EXERCISE DESCRIPTION =>
Pull each line containing "title" out of the data and copy it.

SOURCE MATERIAL =>
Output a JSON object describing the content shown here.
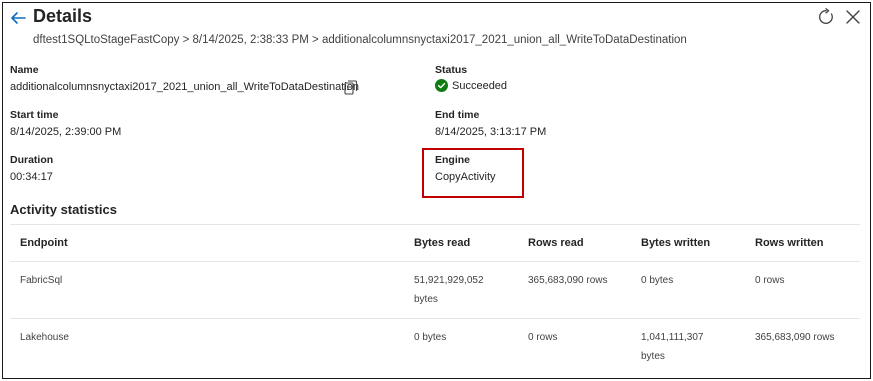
{
  "header": {
    "title": "Details",
    "breadcrumb": "dftest1SQLtoStageFastCopy > 8/14/2025, 2:38:33 PM > additionalcolumnsnyctaxi2017_2021_union_all_WriteToDataDestination"
  },
  "details": {
    "name_label": "Name",
    "name_value": "additionalcolumnsnyctaxi2017_2021_union_all_WriteToDataDestination",
    "status_label": "Status",
    "status_value": "Succeeded",
    "start_label": "Start time",
    "start_value": "8/14/2025, 2:39:00 PM",
    "end_label": "End time",
    "end_value": "8/14/2025, 3:13:17 PM",
    "duration_label": "Duration",
    "duration_value": "00:34:17",
    "engine_label": "Engine",
    "engine_value": "CopyActivity"
  },
  "stats": {
    "title": "Activity statistics",
    "columns": [
      "Endpoint",
      "Bytes read",
      "Rows read",
      "Bytes written",
      "Rows written"
    ],
    "rows": [
      {
        "endpoint": "FabricSql",
        "bytes_read_line1": "51,921,929,052",
        "bytes_read_line2": "bytes",
        "rows_read": "365,683,090 rows",
        "bytes_written_line1": "0 bytes",
        "bytes_written_line2": "",
        "rows_written": "0 rows"
      },
      {
        "endpoint": "Lakehouse",
        "bytes_read_line1": "0 bytes",
        "bytes_read_line2": "",
        "rows_read": "0 rows",
        "bytes_written_line1": "1,041,111,307",
        "bytes_written_line2": "bytes",
        "rows_written": "365,683,090 rows"
      }
    ]
  },
  "colors": {
    "accent": "#0f6cbd",
    "success": "#107c10",
    "highlight": "#c00000"
  },
  "icons": {
    "back": "arrow-left-icon",
    "refresh": "refresh-icon",
    "close": "close-icon",
    "copy": "copy-icon",
    "status": "check-circle-icon"
  }
}
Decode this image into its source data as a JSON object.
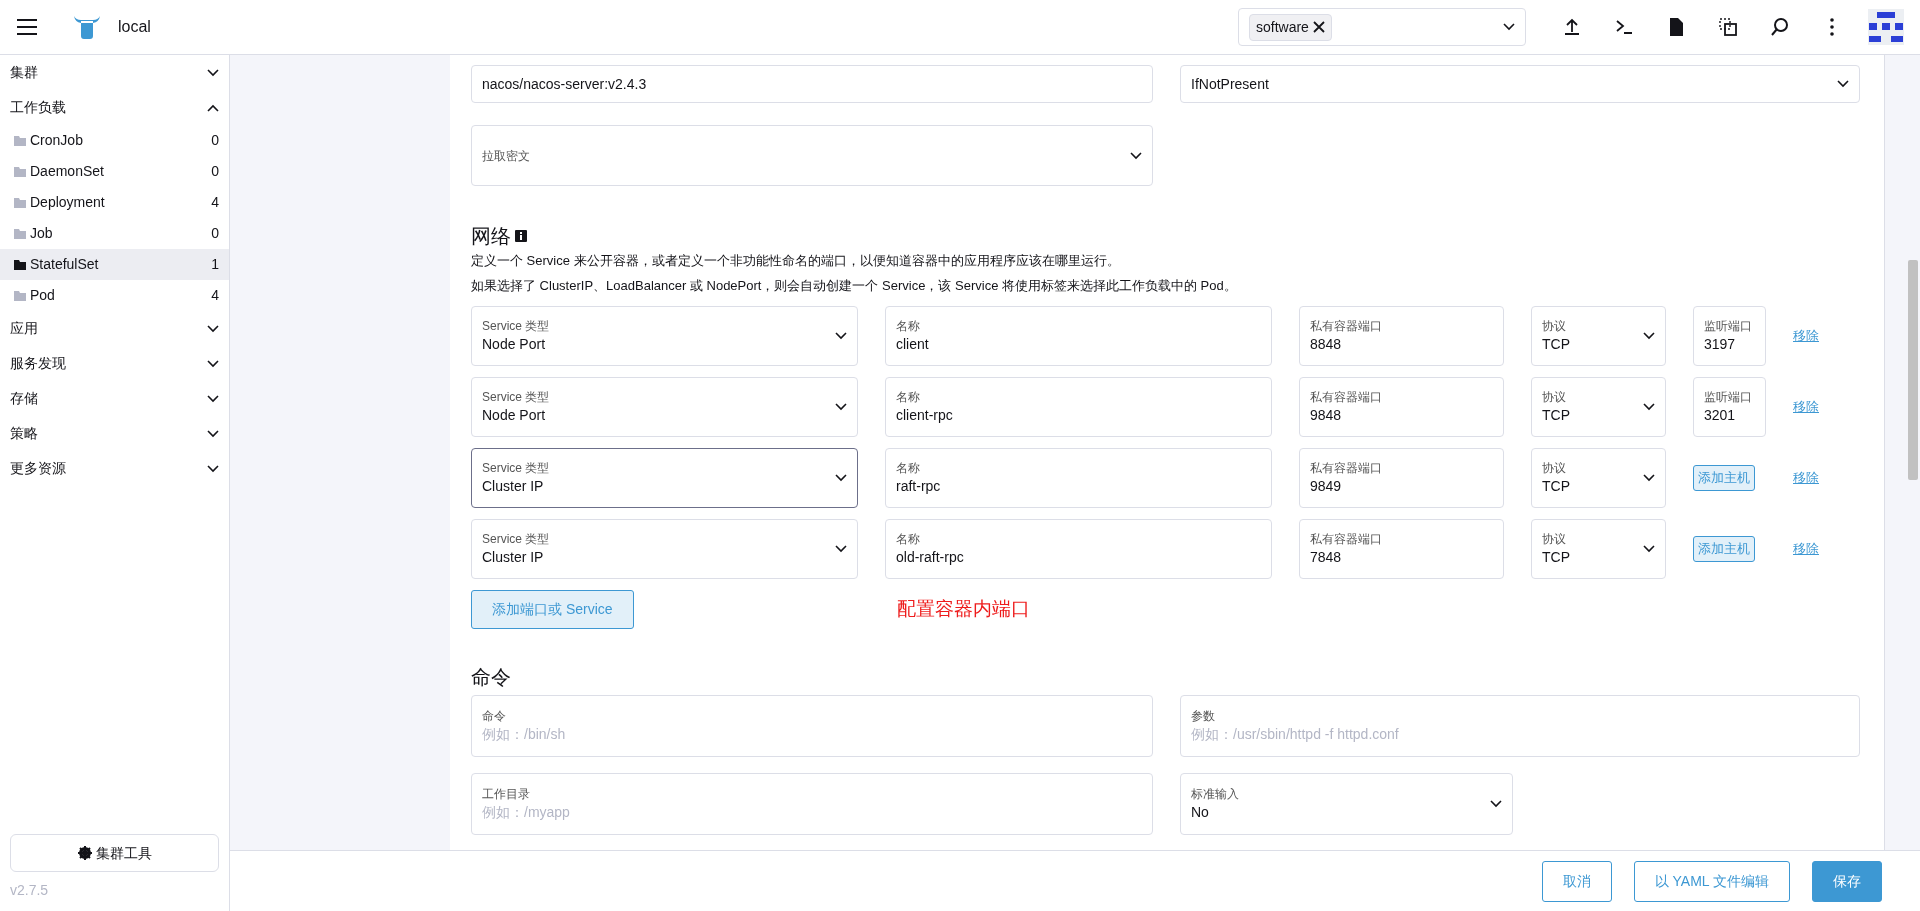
{
  "header": {
    "title": "local",
    "namespace_filter": {
      "chips": [
        "software"
      ]
    }
  },
  "sidebar": {
    "groups": [
      {
        "label": "集群",
        "expanded": false
      },
      {
        "label": "工作负载",
        "expanded": true,
        "children": [
          {
            "label": "CronJob",
            "count": "0",
            "selected": false
          },
          {
            "label": "DaemonSet",
            "count": "0",
            "selected": false
          },
          {
            "label": "Deployment",
            "count": "4",
            "selected": false
          },
          {
            "label": "Job",
            "count": "0",
            "selected": false
          },
          {
            "label": "StatefulSet",
            "count": "1",
            "selected": true
          },
          {
            "label": "Pod",
            "count": "4",
            "selected": false
          }
        ]
      },
      {
        "label": "应用",
        "expanded": false
      },
      {
        "label": "服务发现",
        "expanded": false
      },
      {
        "label": "存储",
        "expanded": false
      },
      {
        "label": "策略",
        "expanded": false
      },
      {
        "label": "更多资源",
        "expanded": false
      }
    ],
    "tool_button": "集群工具",
    "version": "v2.7.5"
  },
  "form": {
    "image_fields": [
      {
        "kind": "input",
        "value": "nacos/nacos-server:v2.4.3"
      },
      {
        "kind": "select",
        "value": "IfNotPresent"
      }
    ],
    "pull_secret": {
      "label": "拉取密文"
    },
    "network": {
      "title": "网络",
      "descriptions": [
        "定义一个 Service 来公开容器，或者定义一个非功能性命名的端口，以便知道容器中的应用程序应该在哪里运行。",
        "如果选择了 ClusterIP、LoadBalancer 或 NodePort，则会自动创建一个 Service，该 Service 将使用标签来选择此工作负载中的 Pod。"
      ],
      "ports": [
        {
          "service_type_label": "Service 类型",
          "service_type": "Node Port",
          "focused": false,
          "name_label": "名称",
          "name": "client",
          "port_label": "私有容器端口",
          "port": "8848",
          "protocol_label": "协议",
          "protocol": "TCP",
          "listen": {
            "kind": "input",
            "label": "监听端口",
            "value": "3197"
          },
          "remove": "移除"
        },
        {
          "service_type_label": "Service 类型",
          "service_type": "Node Port",
          "focused": false,
          "name_label": "名称",
          "name": "client-rpc",
          "port_label": "私有容器端口",
          "port": "9848",
          "protocol_label": "协议",
          "protocol": "TCP",
          "listen": {
            "kind": "input",
            "label": "监听端口",
            "value": "3201"
          },
          "remove": "移除"
        },
        {
          "service_type_label": "Service 类型",
          "service_type": "Cluster IP",
          "focused": true,
          "name_label": "名称",
          "name": "raft-rpc",
          "port_label": "私有容器端口",
          "port": "9849",
          "protocol_label": "协议",
          "protocol": "TCP",
          "listen": {
            "kind": "button",
            "label": "添加主机"
          },
          "remove": "移除"
        },
        {
          "service_type_label": "Service 类型",
          "service_type": "Cluster IP",
          "focused": false,
          "name_label": "名称",
          "name": "old-raft-rpc",
          "port_label": "私有容器端口",
          "port": "7848",
          "protocol_label": "协议",
          "protocol": "TCP",
          "listen": {
            "kind": "button",
            "label": "添加主机"
          },
          "remove": "移除"
        }
      ],
      "add_button": "添加端口或 Service",
      "annotation": "配置容器内端口"
    },
    "command": {
      "title": "命令",
      "fields": [
        {
          "kind": "input",
          "label": "命令",
          "placeholder": "例如：/bin/sh"
        },
        {
          "kind": "input",
          "label": "参数",
          "placeholder": "例如：/usr/sbin/httpd -f httpd.conf"
        },
        {
          "kind": "input",
          "label": "工作目录",
          "placeholder": "例如：/myapp"
        },
        {
          "kind": "select",
          "label": "标准输入",
          "value": "No"
        }
      ]
    }
  },
  "footer": {
    "buttons": [
      {
        "kind": "outline",
        "label": "取消"
      },
      {
        "kind": "outline",
        "label": "以 YAML 文件编辑"
      },
      {
        "kind": "primary",
        "label": "保存"
      }
    ]
  }
}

RESPONSE TO THIS EXERCISE =>
    "title": "Details",
    "title": "Activity statistics",
    "title": "local",
      "title": "网络",
      "title": "命令",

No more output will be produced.